After the initial blood test, the hospital sent the blood to an outside laboratory to confirm the result, which came back the same.

"But even before the confirmatory test results, they contacted CYS and there was an order to take custody," Booker said.

Neither Jameson Hospital nor the Department of Children and Youth Services returned phone calls from ABC News, but according to the American Civil Liberties Union's web site, the hospital's policy is to perform drug tests on all new mothers and submit positive results to the Department of Children and Youth Services.

Both Jameson Hospital and the county's child protection agency are involved in a nearly identical case involving another woman whose child was taken as a result of a positive drug test.  Elizabeth Mort said she ate an everything bagel with poppy seeds on it shortly before she gave birth to her daughter.  She filed her lawsuit last October.

Toxicologists said that if trace amounts of opiates were found in Bower's blood, they didn't necessarily come from poppy seeds.

"It depends on the nature of the hospital's test, but when it comes to poppy seeds, you would have to eat a lot more than salad dressing to get a positive presumptive test," said Chip Walls, director of the Forensic Toxicology Laboratory at the University of Miami's Miller School of Medicine.

"A positive blood test is more than likely not from consuming poppy seeds, but it's not out of the question," said Bruce Goldberger, director of toxicology at the University of Florida College of Medicine in Gainesville.

Both experts emphasized that it didn't mean there was an illegal drug present, either.

Copyright 2011 ABC News Radio


Judge Cites Mom's Breast Cancer in Denying Custody of Children

Comstock/Thinkstock (DURHAM, N.C.) -- In a bitter child custody battle, Alaina Giordano's terminal breast cancer has been a strike against her in court. A North Carolina judge denied Giordano primary custody of her two children in part because "the course of her disease is unknown" and "children who have a parent with cancer need more contact with the non-ill parent."

Giordano's unemployment was also cited as a factor in the April 25 District Court ruling that her two children must move from their home in Durham, N.C., to live primarily with their father, Kane Snyder, in Chicago as of June 17.

Giordano and Snyder will share custody of Bud, 5, and Sofia, 11, but if Giordano continues to live in Durham, where she is treated by a team of doctors at Duke Cancer Institute, her custody will be limited to holiday and weekend visitation, the airfare for which, she says she cannot afford.

Giordano has stage 4 breast cancer. Though it has metastasized to her bones, she receives monthly treatment and her medical records list her cancer as stable and not progressing. "I'm fully functional and my kids are thriving here in Durham," she says.

In accordance with the Uniform and Marriage and Divorce Act, it is not uncommon for family court to take into account the health, both physical and mental, of a parent in making custody decisions.

And as with most custody battles, Giordano and Snyder's case is a complicated one, complete with restraining orders, mental health concerns, and allegations of cheating and domestic violence.

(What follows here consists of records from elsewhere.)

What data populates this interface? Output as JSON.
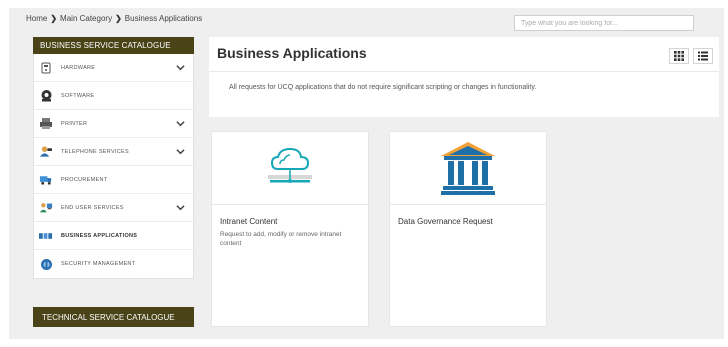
{
  "breadcrumb": {
    "home": "Home",
    "category": "Main Category",
    "current": "Business Applications"
  },
  "search": {
    "placeholder": "Type what you are looking for..."
  },
  "sidebar": {
    "business_header": "BUSINESS SERVICE CATALOGUE",
    "technical_header": "TECHNICAL SERVICE CATALOGUE",
    "items": [
      {
        "label": "HARDWARE",
        "icon": "hardware-icon",
        "expandable": true
      },
      {
        "label": "SOFTWARE",
        "icon": "software-icon",
        "expandable": false
      },
      {
        "label": "PRINTER",
        "icon": "printer-icon",
        "expandable": true
      },
      {
        "label": "TELEPHONE SERVICES",
        "icon": "telephone-icon",
        "expandable": true
      },
      {
        "label": "PROCUREMENT",
        "icon": "procurement-icon",
        "expandable": false
      },
      {
        "label": "END USER SERVICES",
        "icon": "end-user-icon",
        "expandable": true
      },
      {
        "label": "BUSINESS APPLICATIONS",
        "icon": "business-apps-icon",
        "expandable": false,
        "active": true
      },
      {
        "label": "SECURITY MANAGEMENT",
        "icon": "security-icon",
        "expandable": false
      }
    ]
  },
  "main": {
    "title": "Business Applications",
    "description": "All requests for UCQ applications that do not require significant scripting or changes in functionality.",
    "view_buttons": [
      "grid-view-icon",
      "list-view-icon"
    ]
  },
  "cards": [
    {
      "title": "Intranet Content",
      "description": "Request to add, modify or remove intranet content",
      "icon": "cloud-computer-icon"
    },
    {
      "title": "Data Governance Request",
      "description": "",
      "icon": "institution-building-icon"
    }
  ],
  "colors": {
    "header_bg": "#4a4318",
    "page_bg": "#efefef",
    "cloud_teal": "#17a8b8",
    "building_blue": "#1f6fa8",
    "roof_orange": "#f0a23c"
  }
}
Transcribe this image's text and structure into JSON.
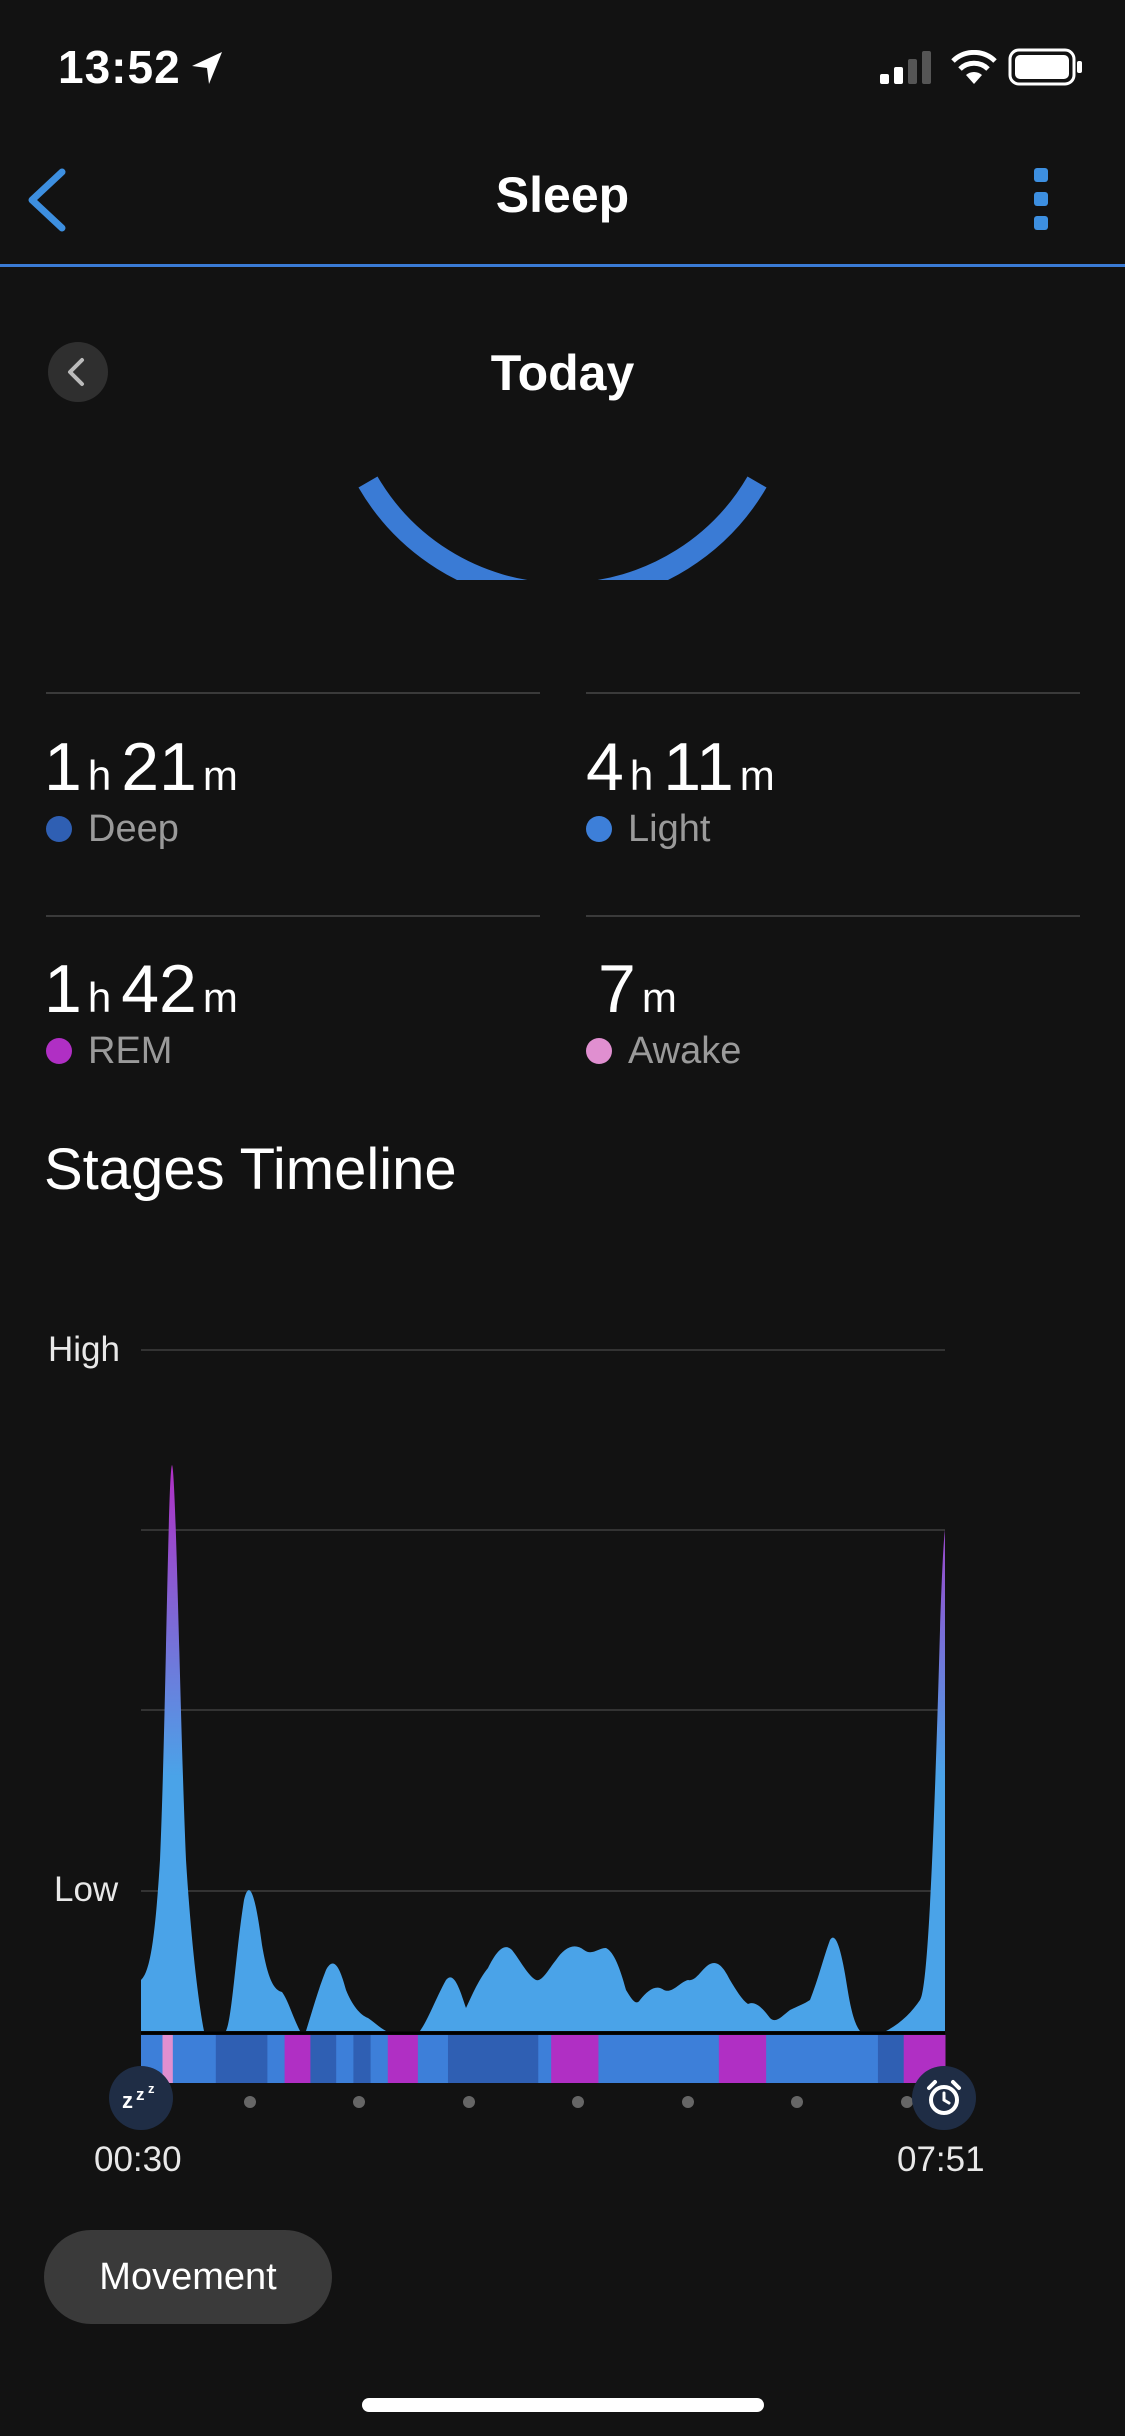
{
  "status_bar": {
    "time": "13:52"
  },
  "header": {
    "title": "Sleep"
  },
  "day": {
    "title": "Today"
  },
  "stats": [
    {
      "h": "1",
      "h_unit": "h",
      "m": "21",
      "m_unit": "m",
      "label": "Deep",
      "color": "#2f5fb3"
    },
    {
      "h": "4",
      "h_unit": "h",
      "m": "11",
      "m_unit": "m",
      "label": "Light",
      "color": "#3d7fd9"
    },
    {
      "h": "1",
      "h_unit": "h",
      "m": "42",
      "m_unit": "m",
      "label": "REM",
      "color": "#b02fc4"
    },
    {
      "m": "7",
      "m_unit": "m",
      "label": "Awake",
      "color": "#e08fd0"
    }
  ],
  "stages_timeline": {
    "title": "Stages Timeline",
    "y_high_label": "High",
    "y_low_label": "Low",
    "start_time": "00:30",
    "end_time": "07:51"
  },
  "movement_button": {
    "label": "Movement"
  },
  "colors": {
    "accent": "#3d8fe0",
    "deep": "#2f5fb3",
    "light": "#3d7fd9",
    "rem": "#b02fc4",
    "awake": "#e08fd0",
    "area": "#4aa3e8"
  },
  "chart_data": {
    "type": "area",
    "y_levels": [
      "Low",
      "High"
    ],
    "x_range": [
      "00:30",
      "07:51"
    ],
    "stage_bar": [
      [
        "light",
        0.025
      ],
      [
        "awake",
        0.012
      ],
      [
        "light",
        0.05
      ],
      [
        "deep",
        0.06
      ],
      [
        "light",
        0.02
      ],
      [
        "rem",
        0.03
      ],
      [
        "deep",
        0.03
      ],
      [
        "light",
        0.02
      ],
      [
        "deep",
        0.02
      ],
      [
        "light",
        0.02
      ],
      [
        "rem",
        0.035
      ],
      [
        "light",
        0.035
      ],
      [
        "deep",
        0.105
      ],
      [
        "light",
        0.015
      ],
      [
        "rem",
        0.055
      ],
      [
        "light",
        0.14
      ],
      [
        "rem",
        0.055
      ],
      [
        "light",
        0.13
      ],
      [
        "deep",
        0.03
      ],
      [
        "rem",
        0.048
      ]
    ]
  }
}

Giordano's cancer was certainly not the only factor at play in the court's decision.

However, the determination that it may be in Sofia and Bud's best interest to have limited contact with their mother merely because she is ill has some cancer and legal experts concerned.

In her ruling, Judge Nancy Gordon cited forensic psychologist Dr. Helen Brantley: "The more contact [the children] have with the non-ill parent, the better they do. They divide their world into the cancer world and a free of cancer world. Children want a normal childhood, and it is not normal with an ill parent."

Giordano hopes to appeal the court's ruling so that she and her children can stay in North Carolina. Calls made to Kane Snyder and Judge Nancy Gordon were not returned.

Copyright 2011 ABC News Radio

ABC News Radio